Divine, D., Isaksson, E., Martma, T., Meijer, H.A.J., Moore, J., Pohjola, V., van de Wal, R.S.W. and Godtliebsen, F. 2011. Thousand years of winter surface air temperature variations in Svalbard and northern Norway reconstructed from ice-core data. Polar Research 30: 10.3402/polar.v30i0.7379.

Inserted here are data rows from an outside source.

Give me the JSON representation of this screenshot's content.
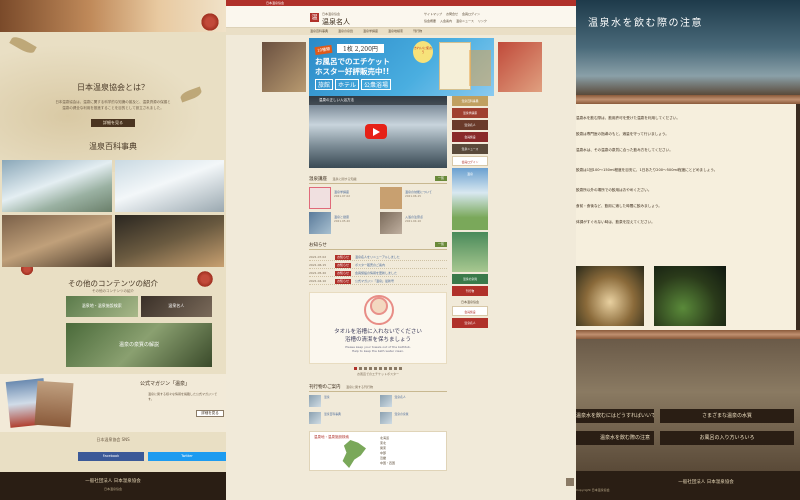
{
  "left": {
    "about_title": "日本温泉協会とは？",
    "about_text": "日本温泉協会は、温泉に関する科学的な知識の普及と、温泉資源の保護と温泉の健全な利用を推進することを目的として設立されました。",
    "about_button": "詳細を見る",
    "dictionary_title": "温泉百科事典",
    "other_title": "その他のコンテンツの紹介",
    "other_sub": "その他のコンテンツの紹介",
    "other_tiles": [
      "温泉地・温泉施設検索",
      "温泉名人",
      "温泉の泉質の解説"
    ],
    "magazine_title": "公式マガジン「温泉」",
    "magazine_text": "温泉に関する様々な情報を掲載した公式マガジンです。",
    "magazine_button": "詳細を見る",
    "sns_caption": "日本温泉協会 SNS",
    "sns_facebook": "Facebook",
    "sns_twitter": "Twitter",
    "footer_org": "一般社団法人 日本温泉協会",
    "footer_small": "日本温泉協会"
  },
  "center": {
    "topbar": "日本温泉協会",
    "logo_mark": "温",
    "logo_sub": "日本温泉協会",
    "logo_main": "温泉名人",
    "util_links": [
      "サイトマップ",
      "お問合せ",
      "会員ログイン"
    ],
    "util_links2": [
      "協会概要",
      "入会案内",
      "温泉ニュース",
      "リンク"
    ],
    "nav": [
      "温泉百科事典",
      "温泉の泉質",
      "温泉学講座",
      "温泉地検索",
      "刊行物"
    ],
    "banner": {
      "tag": "10種類",
      "price": "1枚 2,200円",
      "line1": "お風呂でのエチケット",
      "line2": "ホスター好評販売中!!",
      "places": [
        "旅館",
        "ホテル",
        "公衆浴場"
      ],
      "note": "きれいに使おう"
    },
    "video_title": "温泉の正しい入浴方法",
    "articles_heading": "温泉講座",
    "articles_sub": "温泉に関する知識",
    "articles_more": "一覧",
    "articles": [
      {
        "title": "温泉学講座",
        "date": "2021.07.02"
      },
      {
        "title": "温泉の効能について",
        "date": "2021.06.15"
      },
      {
        "title": "温泉と健康",
        "date": "2021.05.20"
      },
      {
        "title": "入浴の注意点",
        "date": "2021.04.10"
      }
    ],
    "news_heading": "お知らせ",
    "news_more": "一覧",
    "news": [
      {
        "date": "2021.07.02",
        "cat": "お知らせ",
        "title": "温泉名人をリニューアルしました"
      },
      {
        "date": "2021.06.15",
        "cat": "お知らせ",
        "title": "ポスター販売のご案内"
      },
      {
        "date": "2021.05.20",
        "cat": "お知らせ",
        "title": "会員施設の情報を更新しました"
      },
      {
        "date": "2021.04.10",
        "cat": "お知らせ",
        "title": "公式マガジン「温泉」最新号"
      }
    ],
    "poster_line1": "タオルを浴槽に入れないでください",
    "poster_line2": "浴槽の清潔を保ちましょう",
    "poster_en1": "Please keep your towels out of the bathtub.",
    "poster_en2": "Help to keep the bath water clean.",
    "poster_caption": "お風呂でのエチケットポスター",
    "activities_heading": "刊行物のご案内",
    "activities_sub": "温泉に関する刊行物",
    "activities": [
      "温泉",
      "温泉名人",
      "温泉百科事典",
      "温泉の泉質"
    ],
    "map_title": "温泉地・温泉施設検索",
    "map_list": [
      "北海道",
      "東北",
      "関東",
      "中部",
      "近畿",
      "中国・四国",
      "九州・沖縄"
    ],
    "side_items": [
      "温泉百科事典",
      "温泉学講座",
      "温泉名人",
      "会員施設",
      "温泉ニュース",
      "会員ログイン",
      "温泉の泉質",
      "刊行物"
    ],
    "side_tall_label": "温泉",
    "side_label": "日本温泉協会",
    "side_bottom": [
      "会員施設",
      "温泉名人"
    ]
  },
  "right": {
    "hero_title": "温泉水を飲む際の注意",
    "paragraphs": [
      "温泉水を飲む際は、飲用許可を受けた温泉を利用してください。",
      "飲泉は専門医の指導のもと、適量を守って行いましょう。",
      "温泉水は、その温泉の泉質に合った飲み方をしてください。",
      "飲泉は1回100〜150ml程度を目安に、1日あたり200〜500ml程度にとどめましょう。",
      "飲泉所以外の場所での飲用はおやめください。",
      "食前・食後など、飲用に適した時間に飲みましょう。",
      "体調がすぐれない時は、飲泉を控えてください。"
    ],
    "button_left_1": "温泉水を飲むにはどうすればいいですか？",
    "button_left_2": "温泉水を飲む際の注意",
    "button_right_1": "さまざまな温泉の水質",
    "button_right_2": "お風呂の入り方いろいろ",
    "footer_org": "一般社団法人 日本温泉協会",
    "footer_small": "Copyright 日本温泉協会"
  },
  "colors": {
    "brand_red": "#b0312a",
    "footer_dark": "#2a1e14"
  }
}
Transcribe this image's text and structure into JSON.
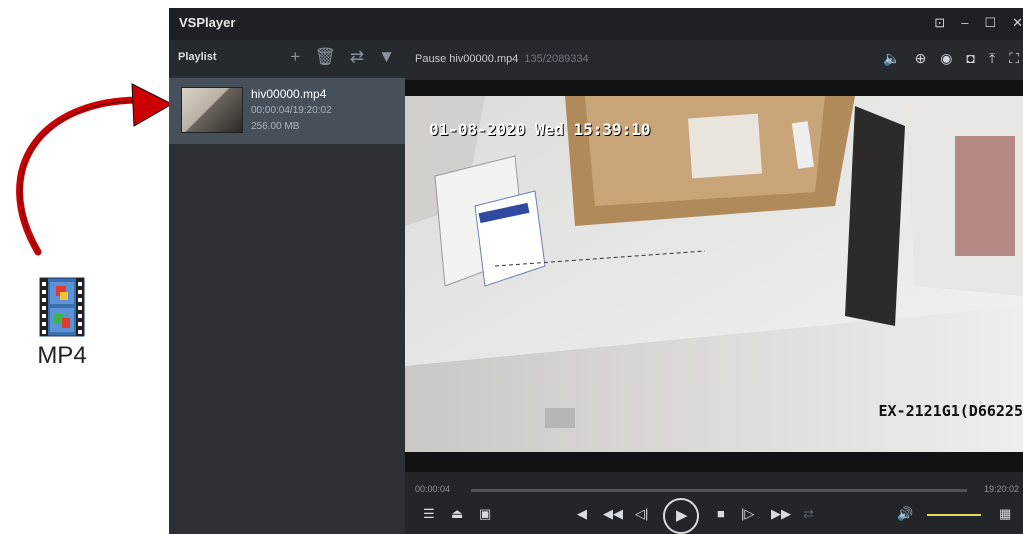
{
  "desktop": {
    "file_icon": {
      "icon": "mp4-file-icon",
      "label": "MP4"
    },
    "arrow_color": "#cc0000"
  },
  "window": {
    "title": "VSPlayer",
    "controls": [
      "⊡",
      "–",
      "☐",
      "✕"
    ]
  },
  "playlist": {
    "title": "Playlist",
    "tools": [
      {
        "icon": "add-icon",
        "glyph": "+"
      },
      {
        "icon": "delete-icon",
        "glyph": "🗑"
      },
      {
        "icon": "repeat-icon",
        "glyph": "⇄"
      },
      {
        "icon": "filter-icon",
        "glyph": "▼"
      }
    ],
    "items": [
      {
        "name": "hiv00000.mp4",
        "time": "00:00:04/19:20:02",
        "size": "256.00 MB",
        "selected": true
      }
    ]
  },
  "status": {
    "text": "Pause hiv00000.mp4",
    "frame": "135/2089334"
  },
  "toolbar": [
    {
      "icon": "audio-icon",
      "glyph": "🔈"
    },
    {
      "icon": "zoom-icon",
      "glyph": "⊕"
    },
    {
      "icon": "snapshot-icon",
      "glyph": "◉"
    },
    {
      "icon": "multi-snapshot-icon",
      "glyph": "◘"
    },
    {
      "icon": "pin-on-top-icon",
      "glyph": "⤒"
    },
    {
      "icon": "fullscreen-icon",
      "glyph": "⛶"
    }
  ],
  "video": {
    "osd_datetime": "01-08-2020 Wed 15:39:10",
    "osd_camera": "EX-2121G1(D66225"
  },
  "playback": {
    "current_time": "00:00:04",
    "total_time": "19:20:02",
    "progress_fraction": 0.0,
    "volume_fraction": 1.0,
    "buttons": [
      {
        "icon": "playlist-toggle-icon",
        "glyph": "☰"
      },
      {
        "icon": "open-file-icon",
        "glyph": "⏏"
      },
      {
        "icon": "toolbox-icon",
        "glyph": "▣"
      },
      {
        "icon": "stop-previous-icon",
        "glyph": "◀"
      },
      {
        "icon": "slow-icon",
        "glyph": "◀◀"
      },
      {
        "icon": "step-back-icon",
        "glyph": "◁|"
      },
      {
        "icon": "play-icon",
        "glyph": "▶"
      },
      {
        "icon": "stop-icon",
        "glyph": "■"
      },
      {
        "icon": "step-forward-icon",
        "glyph": "|▷"
      },
      {
        "icon": "fast-icon",
        "glyph": "▶▶"
      },
      {
        "icon": "sync-icon",
        "glyph": "⇄"
      },
      {
        "icon": "volume-icon",
        "glyph": "🔊"
      },
      {
        "icon": "layout-grid-icon",
        "glyph": "▦"
      }
    ]
  }
}
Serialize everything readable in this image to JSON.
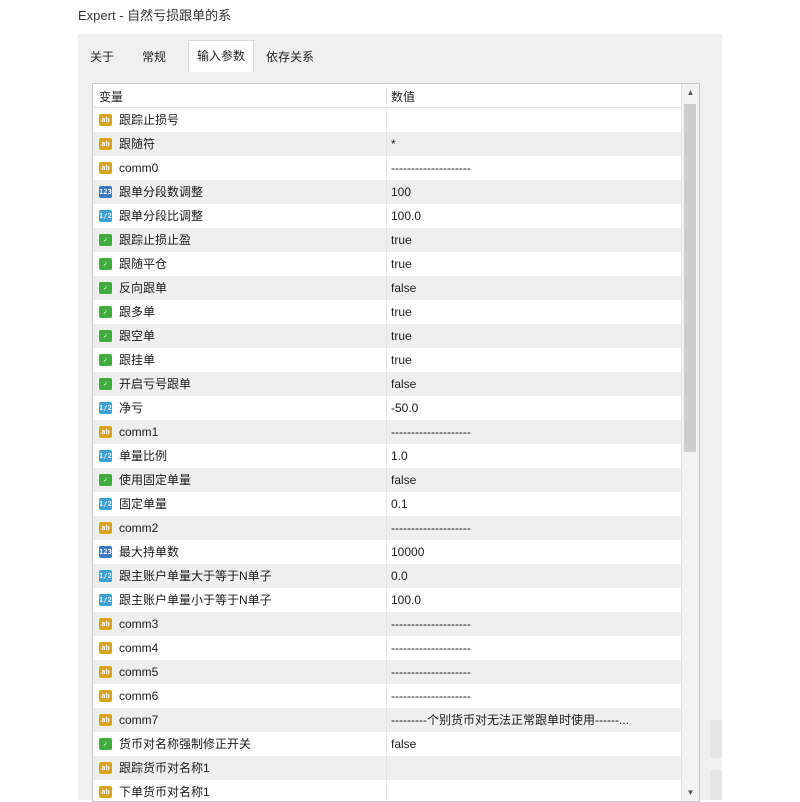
{
  "window": {
    "title": "Expert - 自然亏损跟单的系"
  },
  "tabs": [
    {
      "label": "关于"
    },
    {
      "label": "常规"
    },
    {
      "label": "输入参数"
    },
    {
      "label": "依存关系"
    }
  ],
  "grid": {
    "col_name": "变量",
    "col_value": "数值",
    "rows": [
      {
        "type": "ab",
        "name": "跟踪止损号",
        "value": ""
      },
      {
        "type": "ab",
        "name": "跟随符",
        "value": "*"
      },
      {
        "type": "ab",
        "name": "comm0",
        "value": "--------------------"
      },
      {
        "type": "int",
        "name": "跟单分段数调整",
        "value": "100"
      },
      {
        "type": "dbl",
        "name": "跟单分段比调整",
        "value": "100.0"
      },
      {
        "type": "bool",
        "name": "跟踪止损止盈",
        "value": "true"
      },
      {
        "type": "bool",
        "name": "跟随平仓",
        "value": "true"
      },
      {
        "type": "bool",
        "name": "反向跟单",
        "value": "false"
      },
      {
        "type": "bool",
        "name": "跟多单",
        "value": "true"
      },
      {
        "type": "bool",
        "name": "跟空单",
        "value": "true"
      },
      {
        "type": "bool",
        "name": "跟挂单",
        "value": "true"
      },
      {
        "type": "bool",
        "name": "开启亏号跟单",
        "value": "false"
      },
      {
        "type": "dbl",
        "name": "净亏",
        "value": "-50.0"
      },
      {
        "type": "ab",
        "name": "comm1",
        "value": "--------------------"
      },
      {
        "type": "dbl",
        "name": "单量比例",
        "value": "1.0"
      },
      {
        "type": "bool",
        "name": "使用固定单量",
        "value": "false"
      },
      {
        "type": "dbl",
        "name": "固定单量",
        "value": "0.1"
      },
      {
        "type": "ab",
        "name": "comm2",
        "value": "--------------------"
      },
      {
        "type": "int",
        "name": "最大持单数",
        "value": "10000"
      },
      {
        "type": "dbl",
        "name": "跟主账户单量大于等于N单子",
        "value": "0.0"
      },
      {
        "type": "dbl",
        "name": "跟主账户单量小于等于N单子",
        "value": "100.0"
      },
      {
        "type": "ab",
        "name": "comm3",
        "value": "--------------------"
      },
      {
        "type": "ab",
        "name": "comm4",
        "value": "--------------------"
      },
      {
        "type": "ab",
        "name": "comm5",
        "value": "--------------------"
      },
      {
        "type": "ab",
        "name": "comm6",
        "value": "--------------------"
      },
      {
        "type": "ab",
        "name": "comm7",
        "value": "---------个别货币对无法正常跟单时使用------..."
      },
      {
        "type": "bool",
        "name": "货币对名称强制修正开关",
        "value": "false"
      },
      {
        "type": "ab",
        "name": "跟踪货币对名称1",
        "value": ""
      },
      {
        "type": "ab",
        "name": "下单货币对名称1",
        "value": ""
      }
    ]
  },
  "icon_colors": {
    "ab": "#d9a520",
    "int": "#3a78c8",
    "dbl": "#3aa2d8",
    "bool": "#3fae3f"
  },
  "icon_glyphs": {
    "ab": "ab",
    "int": "123",
    "dbl": "1/2",
    "bool": "✓"
  }
}
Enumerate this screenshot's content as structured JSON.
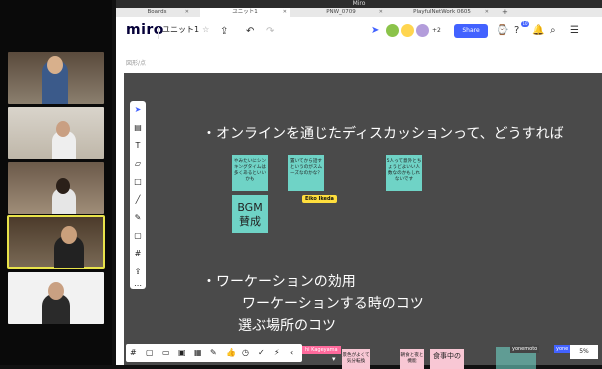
{
  "window": {
    "title": "Miro"
  },
  "tabs": [
    {
      "label": "Boards",
      "active": false
    },
    {
      "label": "ユニット1",
      "active": true
    },
    {
      "label": "PNW_0709",
      "active": false
    },
    {
      "label": "PlayfulNetWork 0605",
      "active": false
    }
  ],
  "app": {
    "logo": "miro",
    "board_name": "ユニット1",
    "star_icon": "☆",
    "participants_more": "+2",
    "share_label": "Share",
    "notification_count": "10",
    "subtool_label": "図形/点",
    "zoom_pct": "5%"
  },
  "canvas": {
    "heading1": "・オンラインを通じたディスカッションって、どうすれば",
    "heading2": "・ワーケーションの効用",
    "heading3": "ワーケーションする時のコツ",
    "heading4": "選ぶ場所のコツ",
    "stickies": [
      {
        "text": "やみたいにシンキングタイムは多くあるといいかも"
      },
      {
        "text": "置いてから話すというのがスムーズなのかな？"
      },
      {
        "text": "5人って意外とちょうどよいい人数なのかもしれないです"
      },
      {
        "text": "BGM\n賛成"
      }
    ],
    "badge_name": "Eiko Ikeda",
    "cursor_tag": "hi Kageyama",
    "bottom_stickies": [
      {
        "text": "景色がよくて気分転換"
      },
      {
        "text": "朝食と夜と機能"
      },
      {
        "text": "食事中の"
      }
    ],
    "user_tag": "yonemoto",
    "user_tag2": "yone"
  },
  "colors": {
    "accent": "#4262ff",
    "sticky": "#6fd3c6",
    "canvas": "#4a4a4a"
  }
}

Working with ice cores extracted from Svalbard at Lomonosovfonna in 1997 and at Holtedahlfonna in 2005, Divine et al. used the δ18O data derived from them to reconstruct a 1200-year winter (DecJanFeb) surface air temperature history for Vardø (70.54°N, 30.61°E) in northern Norway by calibrating (scaling) the δ18O data to corresponding historically-observed temperatures at that location. And as may be seen from the figure below, the 11-year running-mean peak winter temperature of the Medieval Warm Period was approximately 3.3°C greater than the end-of-record 11-year running-mean peak winter temperature.

Figure 1. Reconstructed winter surface air temperature (SAT) for Vardo. Adapted from Divine et al. (2011).